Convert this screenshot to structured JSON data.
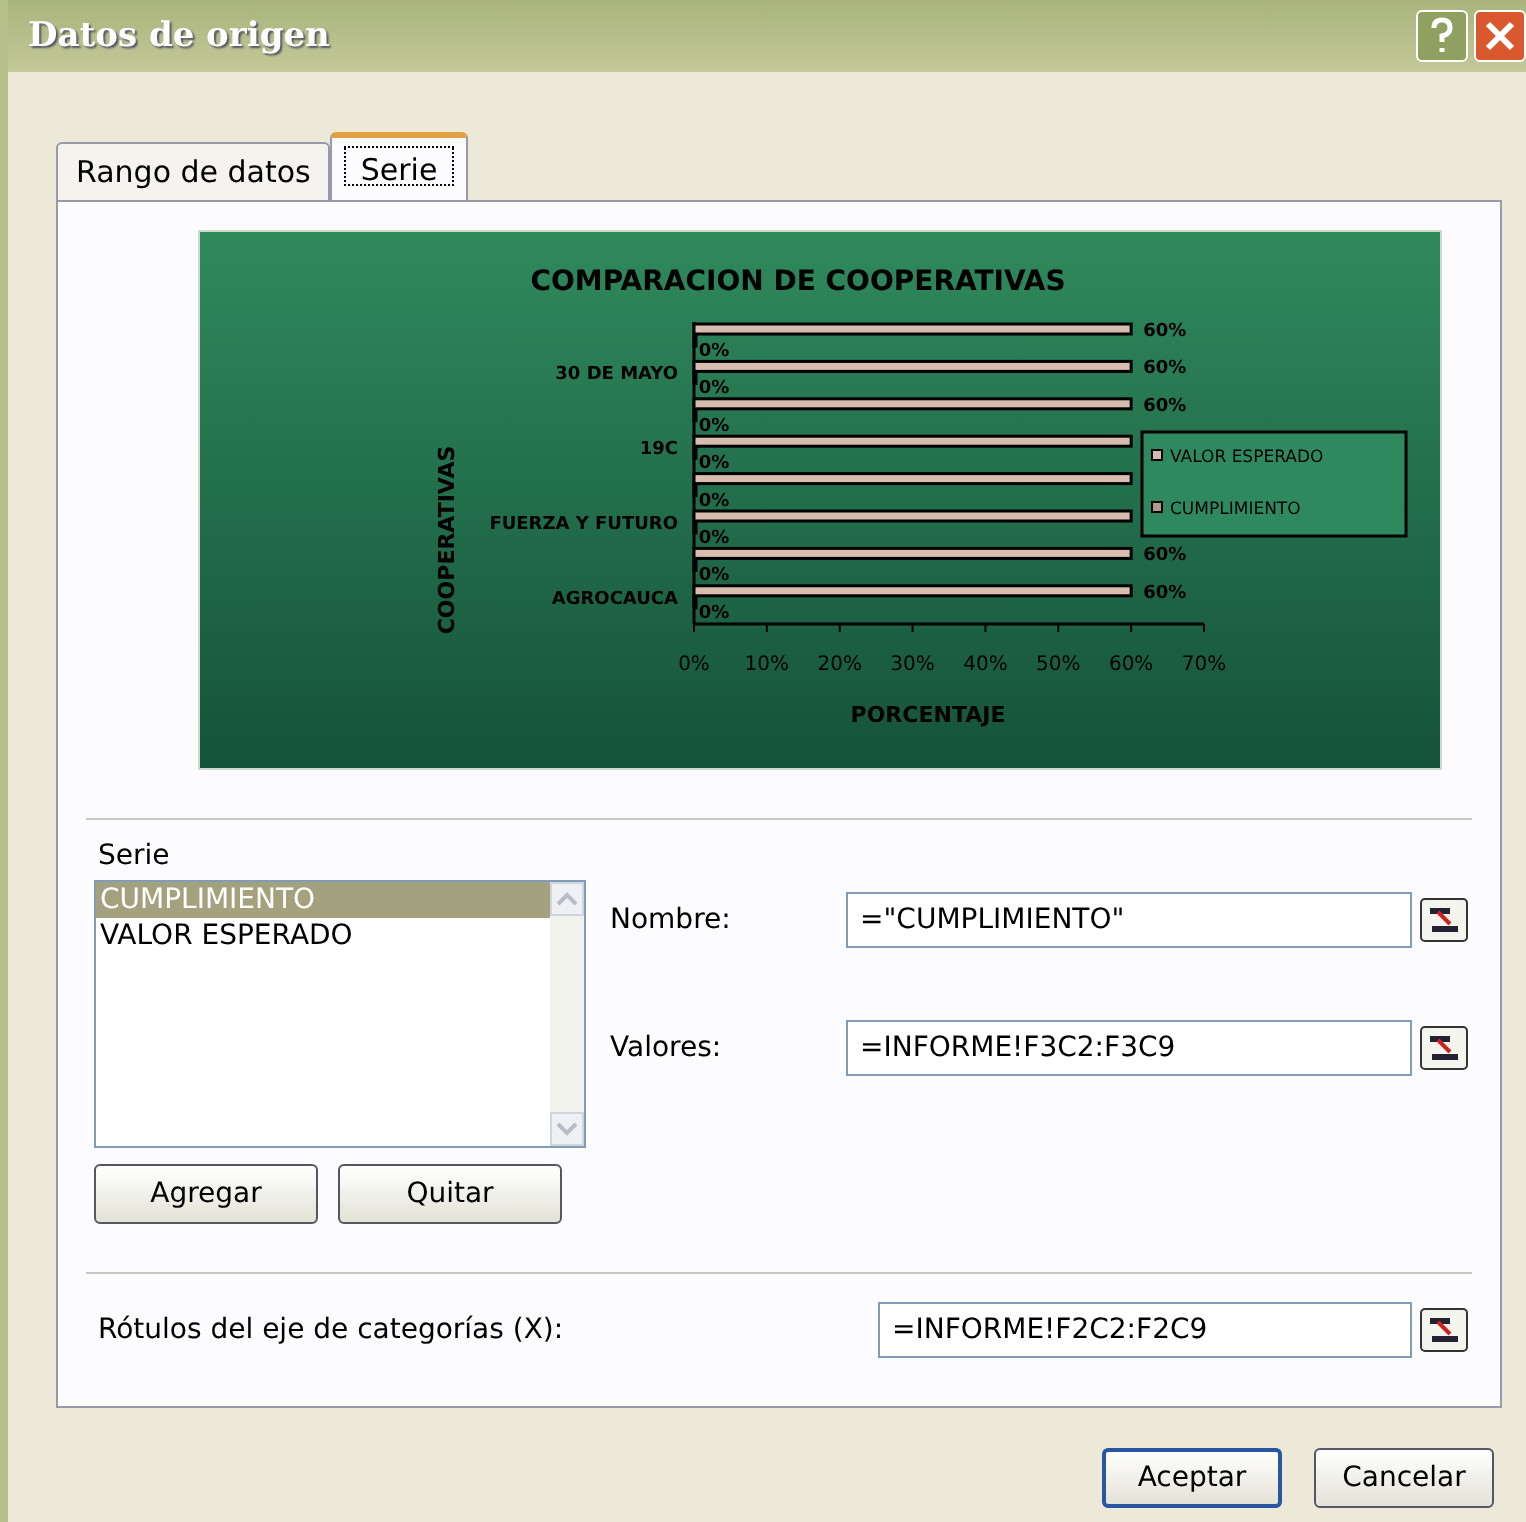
{
  "window": {
    "title": "Datos de origen"
  },
  "tabs": [
    {
      "label": "Rango de datos",
      "selected": false
    },
    {
      "label": "Serie",
      "selected": true
    }
  ],
  "chart_data": {
    "type": "bar",
    "orientation": "horizontal",
    "title": "COMPARACION DE COOPERATIVAS",
    "xlabel": "PORCENTAJE",
    "ylabel": "COOPERATIVAS",
    "categories": [
      null,
      "30 DE MAYO",
      null,
      "19C",
      null,
      "FUERZA Y FUTURO",
      null,
      "AGROCAUCA"
    ],
    "series": [
      {
        "name": "VALOR ESPERADO",
        "color": "#d8bcae",
        "values": [
          0.6,
          0.6,
          0.6,
          0.6,
          0.6,
          0.6,
          0.6,
          0.6
        ]
      },
      {
        "name": "CUMPLIMIENTO",
        "color": "#b89888",
        "values": [
          0,
          0,
          0,
          0,
          0,
          0,
          0,
          0
        ]
      }
    ],
    "xlim": [
      0,
      0.7
    ],
    "xticks": [
      {
        "value": 0,
        "label": "0%"
      },
      {
        "value": 0.1,
        "label": "10%"
      },
      {
        "value": 0.2,
        "label": "20%"
      },
      {
        "value": 0.3,
        "label": "30%"
      },
      {
        "value": 0.4,
        "label": "40%"
      },
      {
        "value": 0.5,
        "label": "50%"
      },
      {
        "value": 0.6,
        "label": "60%"
      },
      {
        "value": 0.7,
        "label": "70%"
      }
    ],
    "value_labels": [
      "60%",
      "0%"
    ],
    "legend": true
  },
  "series_list": {
    "label": "Serie",
    "items": [
      {
        "label": "CUMPLIMIENTO",
        "selected": true
      },
      {
        "label": "VALOR ESPERADO",
        "selected": false
      }
    ]
  },
  "fields": [
    {
      "label": "Nombre:",
      "value": "=\"CUMPLIMIENTO\""
    },
    {
      "label": "Valores:",
      "value": "=INFORME!F3C2:F3C9"
    }
  ],
  "list_buttons": [
    "Agregar",
    "Quitar"
  ],
  "category_field": {
    "label": "Rótulos del eje de categorías (X):",
    "value": "=INFORME!F2C2:F2C9"
  },
  "buttons": [
    "Aceptar",
    "Cancelar"
  ]
}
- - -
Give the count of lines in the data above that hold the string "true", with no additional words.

Task output:
3